## Work item
A word-for-word copy of the entries is the only acceptable reply.

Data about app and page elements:
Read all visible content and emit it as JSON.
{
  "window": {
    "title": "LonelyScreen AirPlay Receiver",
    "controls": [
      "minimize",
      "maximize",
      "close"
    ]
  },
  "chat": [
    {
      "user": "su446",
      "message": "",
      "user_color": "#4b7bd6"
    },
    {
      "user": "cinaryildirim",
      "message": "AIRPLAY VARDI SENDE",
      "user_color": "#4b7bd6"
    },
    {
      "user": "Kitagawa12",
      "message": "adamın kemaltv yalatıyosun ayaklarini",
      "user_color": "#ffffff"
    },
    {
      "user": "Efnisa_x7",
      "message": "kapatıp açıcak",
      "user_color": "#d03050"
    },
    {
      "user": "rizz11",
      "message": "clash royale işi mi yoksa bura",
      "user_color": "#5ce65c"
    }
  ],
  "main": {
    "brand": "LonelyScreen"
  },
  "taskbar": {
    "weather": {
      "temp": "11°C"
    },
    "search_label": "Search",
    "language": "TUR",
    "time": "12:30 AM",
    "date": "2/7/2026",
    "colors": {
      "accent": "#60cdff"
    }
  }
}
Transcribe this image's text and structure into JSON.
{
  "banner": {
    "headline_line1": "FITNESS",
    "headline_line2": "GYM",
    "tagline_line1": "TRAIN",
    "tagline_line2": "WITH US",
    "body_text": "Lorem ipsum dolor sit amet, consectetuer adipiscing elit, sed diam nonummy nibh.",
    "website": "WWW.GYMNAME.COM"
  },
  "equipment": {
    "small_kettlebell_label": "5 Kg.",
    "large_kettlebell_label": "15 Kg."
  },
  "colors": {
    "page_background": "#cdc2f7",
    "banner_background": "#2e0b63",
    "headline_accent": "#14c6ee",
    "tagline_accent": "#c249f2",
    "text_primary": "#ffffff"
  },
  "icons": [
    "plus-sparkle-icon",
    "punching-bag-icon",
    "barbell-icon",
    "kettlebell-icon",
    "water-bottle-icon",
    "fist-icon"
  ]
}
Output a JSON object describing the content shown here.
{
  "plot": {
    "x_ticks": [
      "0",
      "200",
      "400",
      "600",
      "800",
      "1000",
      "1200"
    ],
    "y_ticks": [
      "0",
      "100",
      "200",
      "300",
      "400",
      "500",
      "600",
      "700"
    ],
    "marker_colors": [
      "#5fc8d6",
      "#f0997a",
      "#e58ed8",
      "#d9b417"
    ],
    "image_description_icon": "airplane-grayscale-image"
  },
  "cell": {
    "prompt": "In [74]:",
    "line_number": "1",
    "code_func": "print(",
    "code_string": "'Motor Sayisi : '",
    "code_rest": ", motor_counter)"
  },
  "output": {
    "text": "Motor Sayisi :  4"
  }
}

## Solution
Read all visible content and emit it as JSON.
{
  "window": {
    "title": "LonelyScreen AirPlay Receiver",
    "controls": [
      "minimize",
      "maximize",
      "close"
    ]
  },
  "chat": [
    {
      "user": "su446",
      "message": "",
      "user_color": "#4b7bd6"
    },
    {
      "user": "cinaryildirim",
      "message": "AIRPLAY VARDI SENDE",
      "user_color": "#4b7bd6"
    },
    {
      "user": "Kitagawa12",
      "message": "adamın kemaltv yalatıyosun ayaklarini",
      "user_color": "#ffffff"
    },
    {
      "user": "Efnisa_x7",
      "message": "kapatıp açıcak",
      "user_color": "#d03050"
    },
    {
      "user": "rizz11",
      "message": "clash royale işi mi yoksa bura",
      "user_color": "#5ce65c"
    }
  ],
  "main": {
    "brand": "LonelyScreen"
  },
  "taskbar": {
    "weather": {
      "temp": "11°C"
    },
    "search_label": "Search",
    "language": "TUR",
    "time": "12:30 AM",
    "date": "2/7/2026",
    "colors": {
      "accent": "#60cdff"
    }
  }
}
Transcribe this image's text and structure into JSON.
{
  "banner": {
    "headline_line1": "FITNESS",
    "headline_line2": "GYM",
    "tagline_line1": "TRAIN",
    "tagline_line2": "WITH US",
    "body_text": "Lorem ipsum dolor sit amet, consectetuer adipiscing elit, sed diam nonummy nibh.",
    "website": "WWW.GYMNAME.COM"
  },
  "equipment": {
    "small_kettlebell_label": "5 Kg.",
    "large_kettlebell_label": "15 Kg."
  },
  "colors": {
    "page_background": "#cdc2f7",
    "banner_background": "#2e0b63",
    "headline_accent": "#14c6ee",
    "tagline_accent": "#c249f2",
    "text_primary": "#ffffff"
  },
  "icons": [
    "plus-sparkle-icon",
    "punching-bag-icon",
    "barbell-icon",
    "kettlebell-icon",
    "water-bottle-icon",
    "fist-icon"
  ]
}
Output a JSON object describing the content shown here.
{
  "plot": {
    "x_ticks": [
      "0",
      "200",
      "400",
      "600",
      "800",
      "1000",
      "1200"
    ],
    "y_ticks": [
      "0",
      "100",
      "200",
      "300",
      "400",
      "500",
      "600",
      "700"
    ],
    "marker_colors": [
      "#5fc8d6",
      "#f0997a",
      "#e58ed8",
      "#d9b417"
    ],
    "image_description_icon": "airplane-grayscale-image"
  },
  "cell": {
    "prompt": "In [74]:",
    "line_number": "1",
    "code_func": "print(",
    "code_string": "'Motor Sayisi : '",
    "code_rest": ", motor_counter)"
  },
  "output": {
    "text": "Motor Sayisi :  4"
  }
}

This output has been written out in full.